Bob Sloan, CEO of S3 Partners, commented: “New bank capital regulations are creating downstream financing challenges and opportunities for asset managers and hedge funds. The survey clearly shows how plugging into the financial power grid is getting more expensive.”
Mr Sloan continued: “Managers of all shapes, sizes and strategies now seek to answer the question: How can we maintain access to the grid, while optimizing for the right amount of efficiency? As the survey results show, access to unbiased data, comprehensive Return on Assets/Return on Equity analytics, and a common language are critically important towards determining fairness – as rates, margin, spreads and contracts will be a key determinant for an asset managers’ success.”
Rising financing costs
The survey of fund managers worldwide found that:
- Financing costs have risen for 50% of firms, with an even split between those who quantify the level of cost increase as being greater than 10% and below 10%.
- 75% of firms expect further cost increases over the next two years.
- The impact is consistent regardless of a fund manager’s size, investment strategy or location.
Rethinking prime brokerage relationships
- Fund managers responding to the survey said they are having to rethink their prime brokerage relationships due to Basel III.
- 75% have been asked to change how they do business with their prime brokers, while more than 67% have had to cut the amount of cash they keep on their brokers’ balance sheets.
Importantly, the survey found that:
- Most alternative asset managers over the last two years have either maintained or increased the number of prime brokers they use, with the average number of financing relationships found to be four.
- Only 20% of fund managers have a clear understanding of how their prime brokers calculate their worth in terms of the revenue they provide relative to balance sheet impact, known as “return on assets” or RoA. Fewer still have the data necessary to calculate this themselves.
Defining key terms
The survey, titled ‘Accessing the Financial Power Grid: Hedge fund financing challenges under Basel III and beyond’, also highlighted a lack of consensus around the meaning of a number of prime brokerage terms, such as “reconciliation”, “collateral management” and “collateral optimisation”. AIMA and S3 say this highlights the need for a common language to define key terms.
Hedge fund managers can put themselves in a stronger position to deal with the changing nature of the prime brokerage relationships.

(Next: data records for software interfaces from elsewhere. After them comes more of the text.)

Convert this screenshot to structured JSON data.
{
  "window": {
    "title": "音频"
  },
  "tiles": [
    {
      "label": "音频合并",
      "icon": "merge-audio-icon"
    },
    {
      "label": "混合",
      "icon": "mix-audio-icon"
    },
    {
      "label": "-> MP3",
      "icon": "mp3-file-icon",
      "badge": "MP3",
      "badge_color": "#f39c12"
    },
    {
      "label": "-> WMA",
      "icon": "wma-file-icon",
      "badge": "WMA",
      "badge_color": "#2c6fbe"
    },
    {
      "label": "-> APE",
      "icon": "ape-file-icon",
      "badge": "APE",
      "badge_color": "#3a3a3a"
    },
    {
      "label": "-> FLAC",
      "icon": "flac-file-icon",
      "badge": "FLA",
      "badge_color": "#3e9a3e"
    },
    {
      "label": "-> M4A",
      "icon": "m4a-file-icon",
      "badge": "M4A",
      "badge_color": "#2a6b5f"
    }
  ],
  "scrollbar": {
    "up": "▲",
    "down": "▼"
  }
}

To maintain access to the “grid” of financing, manage their overall cost of doing business, and optimise the mutual value of their prime brokerage and counterparty relationships within the new regulatory landscape, hedge funds and other investment managers must increasingly:
- Make sure they have the right data, including unbiased data sources.
- Use a different set of analytic tools and calculation.
- Make sure that they and their financing counterparties are speaking a common language to promote beneficial financing relationships and effective collateral management activities.
The survey is comprised of 78 alternative asset managers with combined assets under management (AUM) of more than $400bn. Respondents ranged from small single-strategy managers (under $100m of AUM) to large global multi-strategy managers (over $10 billion of AUM).